Themes and Meanings

(Masterpieces of American Fiction)

Japanese by Spring is a satire on contemporary American attitudes toward cultural diversity, especially on college campuses. The title comes from the name of a language instruction book that promises the protagonist quick mastery of Japanese. The book, which soon becomes abbreviated to “J.B. Spring,” and finally just “J.B.S.,” is a symbol of the consumer attitude to other cultures that many characters in the novel exhibit. The main character, Benjamin Puttbutt, for example, seems to be studying Japanese simply to make himself more marketable.

Reed makes the satire much more amiable than some of his earlier novels by making the villain cultural elitism itself rather than any one character.
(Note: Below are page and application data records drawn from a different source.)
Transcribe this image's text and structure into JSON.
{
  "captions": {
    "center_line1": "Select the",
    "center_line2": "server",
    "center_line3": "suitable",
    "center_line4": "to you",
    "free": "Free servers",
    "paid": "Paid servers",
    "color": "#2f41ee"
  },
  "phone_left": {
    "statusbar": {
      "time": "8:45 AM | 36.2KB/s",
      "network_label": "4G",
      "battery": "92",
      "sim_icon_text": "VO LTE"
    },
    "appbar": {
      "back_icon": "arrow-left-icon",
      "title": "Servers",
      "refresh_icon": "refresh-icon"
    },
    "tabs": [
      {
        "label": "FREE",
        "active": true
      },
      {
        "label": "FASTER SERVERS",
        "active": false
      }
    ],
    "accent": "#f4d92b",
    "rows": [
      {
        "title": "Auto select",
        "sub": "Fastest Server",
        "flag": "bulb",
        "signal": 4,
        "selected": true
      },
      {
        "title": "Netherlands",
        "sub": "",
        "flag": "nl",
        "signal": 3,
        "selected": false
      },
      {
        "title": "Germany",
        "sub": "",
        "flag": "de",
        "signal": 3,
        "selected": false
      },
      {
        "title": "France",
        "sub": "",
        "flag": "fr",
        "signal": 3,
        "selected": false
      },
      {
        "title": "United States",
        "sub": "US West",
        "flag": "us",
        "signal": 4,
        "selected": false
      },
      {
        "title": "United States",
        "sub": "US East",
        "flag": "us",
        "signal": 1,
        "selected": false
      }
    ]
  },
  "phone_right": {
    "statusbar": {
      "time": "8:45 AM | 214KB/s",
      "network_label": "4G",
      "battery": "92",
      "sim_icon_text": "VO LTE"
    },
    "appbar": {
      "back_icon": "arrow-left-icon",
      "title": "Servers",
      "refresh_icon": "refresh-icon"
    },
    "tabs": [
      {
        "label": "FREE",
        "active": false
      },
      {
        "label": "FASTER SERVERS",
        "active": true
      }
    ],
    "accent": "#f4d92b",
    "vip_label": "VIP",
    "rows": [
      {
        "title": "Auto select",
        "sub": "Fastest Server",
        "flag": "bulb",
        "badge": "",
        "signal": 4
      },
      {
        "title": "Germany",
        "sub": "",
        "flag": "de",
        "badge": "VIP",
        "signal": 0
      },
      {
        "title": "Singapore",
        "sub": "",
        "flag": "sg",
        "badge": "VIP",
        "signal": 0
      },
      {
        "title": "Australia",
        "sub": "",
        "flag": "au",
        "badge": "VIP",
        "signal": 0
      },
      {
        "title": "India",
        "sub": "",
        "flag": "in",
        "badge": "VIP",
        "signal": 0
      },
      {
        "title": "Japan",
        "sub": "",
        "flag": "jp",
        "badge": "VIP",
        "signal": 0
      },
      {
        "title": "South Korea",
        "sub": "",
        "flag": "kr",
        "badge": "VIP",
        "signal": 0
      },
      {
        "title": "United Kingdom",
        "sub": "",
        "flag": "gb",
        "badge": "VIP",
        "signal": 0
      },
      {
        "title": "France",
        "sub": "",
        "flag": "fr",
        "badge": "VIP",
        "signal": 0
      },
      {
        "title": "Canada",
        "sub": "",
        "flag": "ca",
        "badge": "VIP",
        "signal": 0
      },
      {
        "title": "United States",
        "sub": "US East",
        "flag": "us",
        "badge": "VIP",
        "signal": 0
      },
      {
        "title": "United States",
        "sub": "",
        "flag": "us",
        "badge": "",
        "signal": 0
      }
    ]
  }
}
The enemies of cultural diversity are not evil, merely crippled by various forms of chauvinism, from which many characters recover. It is not only the defenders of the white status quo who are carriers of this disease: The Japanese educators who take over the college end the elevation of Western culture in the curriculum, but they threaten to replace it with an equally narrow, Japan-centered vision of the world. The African studies department is run by an “Afrocentrist” who believes that Africa is the source of all good and that African culture is morally superior to any other.

Stylistically, Reed continues a trend in his novels toward realism, though there is a touch of his earlier fantasy style in making the character Jack Only “a giant cucumber with flippers.” Characterization is muted in the novel, as is usual with satire and with...

(The entire section is 641 words.)